Compare a similar example applied with additional lion-mask decoration on each of the tripod legs, illustrated in The Shanghai Museum of Art, Cultural Relics Publishing House, Beijing, no. 210. Cf. three other comparable early Ming examples with covers, the first from the Kitson Collection in the British Museum, illustrated by Garner, Chinese and Japanese Cloisonne Enamels, pls. 17A and 19A; from the Pierre Uldry Collection, illustrated by Brinker and Lutz, Chinese Cloisonne, pls. 13 and 15; and another sold in our New York Rooms, 2 June 1989, lot 350.

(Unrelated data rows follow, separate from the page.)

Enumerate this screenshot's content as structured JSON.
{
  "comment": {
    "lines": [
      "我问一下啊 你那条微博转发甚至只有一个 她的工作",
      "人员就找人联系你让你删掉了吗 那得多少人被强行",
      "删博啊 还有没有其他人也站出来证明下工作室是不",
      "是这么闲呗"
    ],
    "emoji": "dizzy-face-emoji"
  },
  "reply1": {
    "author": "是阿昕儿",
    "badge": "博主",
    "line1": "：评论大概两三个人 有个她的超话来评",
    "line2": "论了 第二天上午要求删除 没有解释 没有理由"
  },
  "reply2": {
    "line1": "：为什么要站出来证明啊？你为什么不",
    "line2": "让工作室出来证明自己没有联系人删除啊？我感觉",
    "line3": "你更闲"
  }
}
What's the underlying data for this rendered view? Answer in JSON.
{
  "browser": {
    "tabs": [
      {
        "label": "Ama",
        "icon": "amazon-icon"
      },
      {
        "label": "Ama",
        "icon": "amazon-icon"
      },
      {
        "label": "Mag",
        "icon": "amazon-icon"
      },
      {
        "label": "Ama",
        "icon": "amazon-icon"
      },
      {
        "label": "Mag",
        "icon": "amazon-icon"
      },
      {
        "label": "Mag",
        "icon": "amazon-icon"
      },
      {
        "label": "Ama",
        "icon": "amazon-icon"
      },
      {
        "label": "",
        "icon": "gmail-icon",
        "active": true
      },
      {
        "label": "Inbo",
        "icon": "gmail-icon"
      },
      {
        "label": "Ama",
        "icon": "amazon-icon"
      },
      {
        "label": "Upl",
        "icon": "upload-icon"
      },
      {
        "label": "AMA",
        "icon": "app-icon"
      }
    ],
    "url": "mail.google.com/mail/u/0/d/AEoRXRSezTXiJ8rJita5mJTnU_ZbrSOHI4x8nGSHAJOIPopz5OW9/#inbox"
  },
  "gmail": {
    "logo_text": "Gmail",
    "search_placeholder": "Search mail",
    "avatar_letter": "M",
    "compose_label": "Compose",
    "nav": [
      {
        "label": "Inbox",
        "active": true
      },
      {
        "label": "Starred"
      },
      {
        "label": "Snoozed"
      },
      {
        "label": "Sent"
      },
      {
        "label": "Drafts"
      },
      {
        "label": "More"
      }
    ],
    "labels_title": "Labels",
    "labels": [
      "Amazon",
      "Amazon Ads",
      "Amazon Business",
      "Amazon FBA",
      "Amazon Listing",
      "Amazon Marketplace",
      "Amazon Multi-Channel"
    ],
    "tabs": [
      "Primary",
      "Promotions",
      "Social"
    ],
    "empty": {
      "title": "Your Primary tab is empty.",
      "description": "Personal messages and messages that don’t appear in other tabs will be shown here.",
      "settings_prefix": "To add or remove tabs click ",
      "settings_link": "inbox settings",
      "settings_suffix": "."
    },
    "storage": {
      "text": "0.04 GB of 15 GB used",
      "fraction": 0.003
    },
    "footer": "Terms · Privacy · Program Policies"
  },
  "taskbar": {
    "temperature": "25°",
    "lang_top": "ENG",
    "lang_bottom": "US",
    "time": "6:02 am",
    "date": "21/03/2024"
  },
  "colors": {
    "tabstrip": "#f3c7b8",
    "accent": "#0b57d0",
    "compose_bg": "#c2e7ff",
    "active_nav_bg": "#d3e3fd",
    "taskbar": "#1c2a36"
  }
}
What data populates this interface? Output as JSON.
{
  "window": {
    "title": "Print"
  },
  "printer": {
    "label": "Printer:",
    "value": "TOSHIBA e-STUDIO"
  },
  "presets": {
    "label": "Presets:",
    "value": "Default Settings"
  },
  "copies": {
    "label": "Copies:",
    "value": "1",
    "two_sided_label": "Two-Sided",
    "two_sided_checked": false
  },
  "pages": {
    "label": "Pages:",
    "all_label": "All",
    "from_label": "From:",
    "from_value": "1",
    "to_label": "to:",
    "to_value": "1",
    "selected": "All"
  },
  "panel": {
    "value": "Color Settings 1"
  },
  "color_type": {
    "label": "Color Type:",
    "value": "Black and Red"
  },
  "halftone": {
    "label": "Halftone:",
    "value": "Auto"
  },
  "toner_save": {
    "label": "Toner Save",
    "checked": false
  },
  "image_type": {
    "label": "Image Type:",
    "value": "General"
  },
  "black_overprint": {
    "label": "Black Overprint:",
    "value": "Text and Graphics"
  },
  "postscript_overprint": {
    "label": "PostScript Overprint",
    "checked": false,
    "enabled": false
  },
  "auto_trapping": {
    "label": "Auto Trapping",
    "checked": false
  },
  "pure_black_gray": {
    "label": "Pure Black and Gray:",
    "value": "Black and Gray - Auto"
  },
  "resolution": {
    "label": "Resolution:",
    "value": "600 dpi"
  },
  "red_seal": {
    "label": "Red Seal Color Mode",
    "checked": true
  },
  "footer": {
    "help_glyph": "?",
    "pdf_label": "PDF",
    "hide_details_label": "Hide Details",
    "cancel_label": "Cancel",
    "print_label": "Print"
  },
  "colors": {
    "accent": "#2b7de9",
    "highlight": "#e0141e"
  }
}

The shape of the present tripod censer is influenced by the archaic ritual bronze ding of the Eastern Zhou dynasty and replicated in ceramic form, popular during the Ming dynasty. Compare the squat rounded body and upright flanges with the features on the inlaid decorated example in the O. C. S. Hong Kong exhibition Ancient Chinese and Ordos Bronzes, 1990, illustrated in the Catalogue, no. 41. For a closely related porcelain censer with the pattern decorated in iron-red enamel in the Hebei Province Museum, see Zhongguo Wenwu Jinghua Daquan, Hong Kong, 1993, p. 383, no. 728.